It is not easy to be young, British and Muslim. Since the atrocities of 9/11 and 7/7, the media has been awash with stories of the threat of terrorism and the ‘problems’ of multiculturalism. References to Islam or being a Muslim are rarely positive and Muslims are given few opportunities to respond. Those who do can end up in the firing line, especially from commentators quick to assume the worst. Rod Liddle’s column in this magazine last week was a case in point.
If you don’t hunt or listen to The Archers, you might be forgiven for assuming that hunt saboteurs had become obsolete. Hunting with hounds was banned ten years ago, and the law is respected: convictions for illegal hunting against registered hunts are rare. But as this year’s season draws to a close, masked saboteurs are still a regular sight. Some made headlines in January when a video emerged of a group, faces covered, beating a hunt master unconscious with iron bars.
Perhaps we need censorship. The Isis vandals now destroying the greatest sites in ancient Mesopotamia have no care for history, so why do they bother? The answer is to get publicity. As with beheadings, they want to taunt us with their outrages. So why give them what they want, which is our obvious dismay? Why encourage more destruction?
To read of the loss of ancient monuments is heartbreaking. When they date from the dawn of western civilisation in the Mesopotamian valley, the pain is the greater.

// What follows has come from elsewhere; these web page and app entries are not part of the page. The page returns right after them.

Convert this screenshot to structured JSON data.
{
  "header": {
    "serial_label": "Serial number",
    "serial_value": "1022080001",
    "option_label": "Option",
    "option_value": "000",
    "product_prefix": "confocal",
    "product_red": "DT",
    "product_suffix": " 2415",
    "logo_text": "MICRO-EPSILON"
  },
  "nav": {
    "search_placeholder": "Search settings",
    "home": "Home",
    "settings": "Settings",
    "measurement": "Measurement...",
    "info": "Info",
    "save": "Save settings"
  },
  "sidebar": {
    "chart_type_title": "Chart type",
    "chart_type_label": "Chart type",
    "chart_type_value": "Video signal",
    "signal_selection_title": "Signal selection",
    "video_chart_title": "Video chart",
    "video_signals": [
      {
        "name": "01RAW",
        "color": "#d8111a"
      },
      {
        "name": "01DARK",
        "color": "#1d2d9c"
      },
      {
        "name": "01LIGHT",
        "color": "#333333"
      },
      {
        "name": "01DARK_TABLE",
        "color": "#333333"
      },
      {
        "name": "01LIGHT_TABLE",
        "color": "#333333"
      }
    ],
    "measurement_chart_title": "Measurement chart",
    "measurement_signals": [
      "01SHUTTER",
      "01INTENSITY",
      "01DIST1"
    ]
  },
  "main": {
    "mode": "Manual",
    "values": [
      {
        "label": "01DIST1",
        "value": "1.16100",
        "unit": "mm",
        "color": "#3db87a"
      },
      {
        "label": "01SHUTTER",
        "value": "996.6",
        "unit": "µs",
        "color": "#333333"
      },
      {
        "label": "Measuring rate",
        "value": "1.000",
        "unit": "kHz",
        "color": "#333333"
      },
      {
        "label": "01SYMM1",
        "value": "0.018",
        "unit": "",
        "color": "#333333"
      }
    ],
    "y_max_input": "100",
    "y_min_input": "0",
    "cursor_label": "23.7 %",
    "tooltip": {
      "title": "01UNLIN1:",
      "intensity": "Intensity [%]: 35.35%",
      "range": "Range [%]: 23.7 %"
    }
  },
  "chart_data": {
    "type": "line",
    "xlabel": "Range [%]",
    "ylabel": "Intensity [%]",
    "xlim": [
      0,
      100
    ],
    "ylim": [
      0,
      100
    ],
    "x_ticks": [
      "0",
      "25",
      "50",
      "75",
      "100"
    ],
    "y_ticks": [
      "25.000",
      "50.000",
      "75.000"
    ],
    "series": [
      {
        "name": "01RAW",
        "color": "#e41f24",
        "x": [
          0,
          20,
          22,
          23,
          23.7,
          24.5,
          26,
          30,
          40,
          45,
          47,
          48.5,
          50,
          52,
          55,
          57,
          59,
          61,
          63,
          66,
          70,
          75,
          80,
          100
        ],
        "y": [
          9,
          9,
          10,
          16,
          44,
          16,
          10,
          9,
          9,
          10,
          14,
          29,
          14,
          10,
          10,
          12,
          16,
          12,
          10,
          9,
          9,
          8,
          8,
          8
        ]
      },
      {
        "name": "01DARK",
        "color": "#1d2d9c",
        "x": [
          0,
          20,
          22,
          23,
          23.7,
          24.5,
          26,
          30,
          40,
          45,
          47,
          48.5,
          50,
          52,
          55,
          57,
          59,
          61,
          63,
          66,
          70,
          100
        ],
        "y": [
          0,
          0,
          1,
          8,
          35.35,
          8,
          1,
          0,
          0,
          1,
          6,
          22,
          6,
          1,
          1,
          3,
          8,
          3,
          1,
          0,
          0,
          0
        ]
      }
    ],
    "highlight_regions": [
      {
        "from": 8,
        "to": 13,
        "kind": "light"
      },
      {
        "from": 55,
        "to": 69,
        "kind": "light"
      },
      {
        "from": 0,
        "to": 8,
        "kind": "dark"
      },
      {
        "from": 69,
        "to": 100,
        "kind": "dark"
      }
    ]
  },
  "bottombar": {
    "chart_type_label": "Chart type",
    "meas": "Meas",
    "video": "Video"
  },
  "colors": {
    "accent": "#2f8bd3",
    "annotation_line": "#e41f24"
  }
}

I was signed off work five years ago. I had lost my job and was, unsurprisingly, feeling low; I went to see my GP, as I was having difficulty sleeping. Rather than dishing out a few sleeping pills, as I had hoped, my doctor googled the letters PHQ-9 on his computer and quickly went through the multiple-choice test for depression he found. Within a few minutes, I walked out of the surgery with a diagnosis of depression and a sick note stating that I was, in his medical judgment, unfit for work.
I read that Damon Runyon, in New York in the 1930s, would get up at 1 p.m. for a breakfast of ‘fruit, broiled kidneys, toast and six cups of coffee’. Then he would read all the newspapers. Then he would bathe, shave, dress and go out for a long walk which would probably include some shopping — one of his favourite activities. (‘He wanted to buy prize fighters, and racehorses, and great houses, and stacks of clothes and jewellery for his lovely [second] wife.
‘Michael Gove,’ the joke goes, ‘you either loathe him or hate him.’ According to one poll (by Ipsos Mori) the former education secretary is by far the most unpopular politician in Parliament, with a net likeability rating of minus 32. A video of him falling over has been watched 487,000 times on YouTube, you can buy crocheted pin cushions of his head for £25 and teaching groups loudly accuse him of ‘doing to children what Thatcher did to the miners’.
The spectre of the Charlie Hebdo killings still hangs over Paris. Outside the École Nationale Supérieure des Beaux-Arts, opposite the Louvre, there’s a big poster of Cabu, one of the murdered cartoonists. The poster is peppered with fake bullet holes; underneath, the caption reads, ‘It doesn’t hurt at all.’
I didn’t realise, until I talked to the curator of the new Impressionist show at the National Gallery in London, that Cabu was a popular figure on French children’s TV in the 1970s.